They inform me that they are converting everything to pesos to make sure they get the cheapest deal. Typical stingy Dutch, I find myself thinking in a flash of pure and unblessed bigotry, and hope I never run into them again.

Gradually I let go of my aborted attempt to get to Topes de Collantes, and give in to what that might say about my aging body, tenuous tenacity, dissolving resolve, and set off on the long, flat road to Cienfuegos...

I haven't been pedalling long when a distinct hum catches my ear. Then it's gone. Then it's back. I strain my ears to catch it but the breeze eats it. I hear it again, louder. A vision of a giant cloud of Cuban stalker bees leaps to mind.

I look behind me and see nothing, just fields and ocean and sky. Then something enters the corner of my eye, a fuzzy glinting blob moving along the ribbon of highway in my wake. It disappears behind a rise in the road, then reappears on the crest. It is the unmistakeable purr of a peloton of cyclists.

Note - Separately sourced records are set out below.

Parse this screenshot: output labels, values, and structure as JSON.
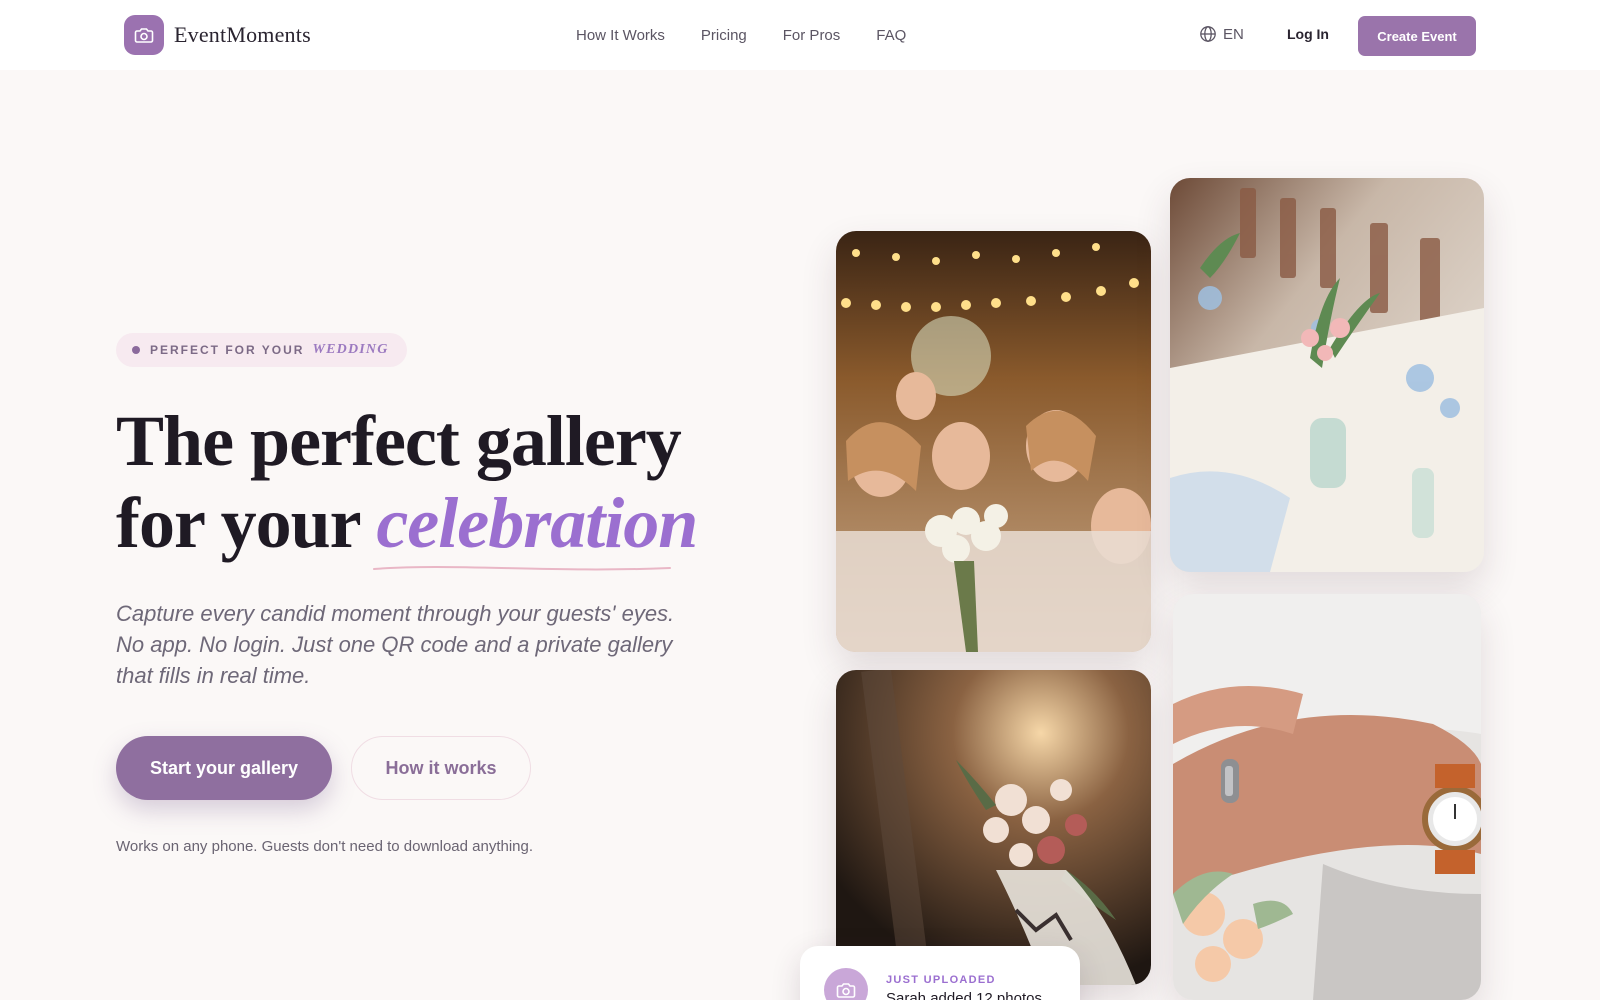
{
  "brand": {
    "name": "EventMoments",
    "icon": "camera-icon",
    "color": "#9b72b0"
  },
  "nav": {
    "links": [
      "How It Works",
      "Pricing",
      "For Pros",
      "FAQ"
    ],
    "language": "EN",
    "login": "Log In",
    "cta": "Create Event"
  },
  "hero": {
    "badge": {
      "prefix": "PERFECT FOR YOUR",
      "accent": "WEDDING"
    },
    "headline": {
      "line1": "The perfect gallery",
      "line2_prefix": "for your",
      "line2_accent": "celebration"
    },
    "subtext": "Capture every candid moment through your guests' eyes. No app. No login. Just one QR code and a private gallery that fills in real time.",
    "primary_button": "Start your gallery",
    "secondary_button": "How it works",
    "note": "Works on any phone. Guests don't need to download anything."
  },
  "gallery": {
    "photos": [
      "celebrating-guests-photo",
      "floral-table-photo",
      "bouquet-photo",
      "wedding-rings-photo"
    ]
  },
  "toast": {
    "label": "JUST UPLOADED",
    "text": "Sarah added 12 photos"
  },
  "colors": {
    "accent": "#9b6fd0",
    "primary": "#8f6f9f",
    "background": "#fbf8f7"
  }
}
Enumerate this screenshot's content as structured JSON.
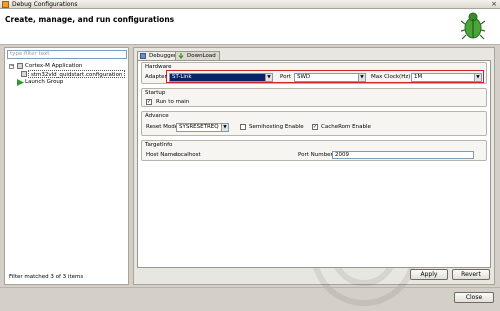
{
  "window": {
    "title": "Debug Configurations"
  },
  "header": {
    "title": "Create, manage, and run configurations",
    "subtitle": ""
  },
  "left": {
    "filter_placeholder": "type filter text",
    "tree": {
      "group_label": "Cortex-M Application",
      "child_label": "stm32vld_quidstart.configuration",
      "launch_label": "Launch Group"
    },
    "status": "Filter matched 3 of 3 items"
  },
  "tabs": [
    {
      "label": "Debugger"
    },
    {
      "label": "DownLoad"
    }
  ],
  "hardware": {
    "group_label": "Hardware",
    "adapter_label": "Adapter",
    "adapter_value": "ST-Link",
    "port_label": "Port",
    "port_value": "SWD",
    "clock_label": "Max Clock(Hz)",
    "clock_value": "1M"
  },
  "startup": {
    "group_label": "Startup",
    "run_to_main_label": "Run to main",
    "run_to_main_checked": true
  },
  "advance": {
    "group_label": "Advance",
    "reset_mode_label": "Reset Mode",
    "reset_mode_value": "SYSRESETREQ",
    "semihosting_label": "Semihosting Enable",
    "semihosting_checked": false,
    "cacherom_label": "CacheRom Enable",
    "cacherom_checked": true
  },
  "target": {
    "group_label": "TargetInfo",
    "host_label": "Host Name:",
    "host_value": "localhost",
    "port_label": "Port Number:",
    "port_value": "2009"
  },
  "buttons": {
    "apply": "Apply",
    "revert": "Revert",
    "close": "Close"
  },
  "colors": {
    "highlight": "#d0242a",
    "selection": "#0a246a"
  }
}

Das machine, as I coin this group of five German cyclists, catches up with my small wheels, hovering briefly like a space probe, its five pilots nodding imperceptibly. Then it rockets past like a spray of Lycra bullets shot from a red and yellow spotted gun. Immediately ahead they slow again, they nod to each other, turn around and pedal back towards me. In a moment I am enveloped by the mother ship, safely docked among precision-engineered fat aluminium tubes, tinted eyeglasses, German-made waterproof panniers and the whirr of five pairs of wheels as we accelerate to somewhere near 50 kilometres per hour.

Whew. It is hopeless. After five minutes in hyperspace I realise I cannot not keep up and fall away like a loose cog, motioning for them to continue without me. I see them close ranks, wave auf wiedersehen, and my guard of honour hums down the highway.

I am suddenly pedalling alone as before.

A truck groaning with a giant spinachy load screeches to a halt beside me, and two men jump out to ask if I want a ride. Before I can formally accept they bodily throw me and my bike on top of the huge green load. My bags are hustled into the cabin.

A free ride does not come without a price, and perched atop this verdant mattress is a lecherous hombre who crawls across to my neck of the cabbage patch to fire a volley of questions about my marital status and sexual orientation. He then grabs my chin to extract an answer while I try to stop my bike from bouncing off the giant green bed. During all of this I curse myself for allowing my bags, which are riding in the front seat with my rescuers, to leave my clutches. Instead of enjoying the scenery or Spinachman's advances, I watch a mental movie of the men gleefully molesting my belongings.

I need not worry. They are basically cheerful, honest farm workers, and drop me and my unfondled belongings about ten kilometres from Cienfuegos. I give them ten pesos for the trip, thankful to be out of Spinachman's grasp, and they are gone...

Copyright 2004 Lynette Chiang. All Rights Reserved.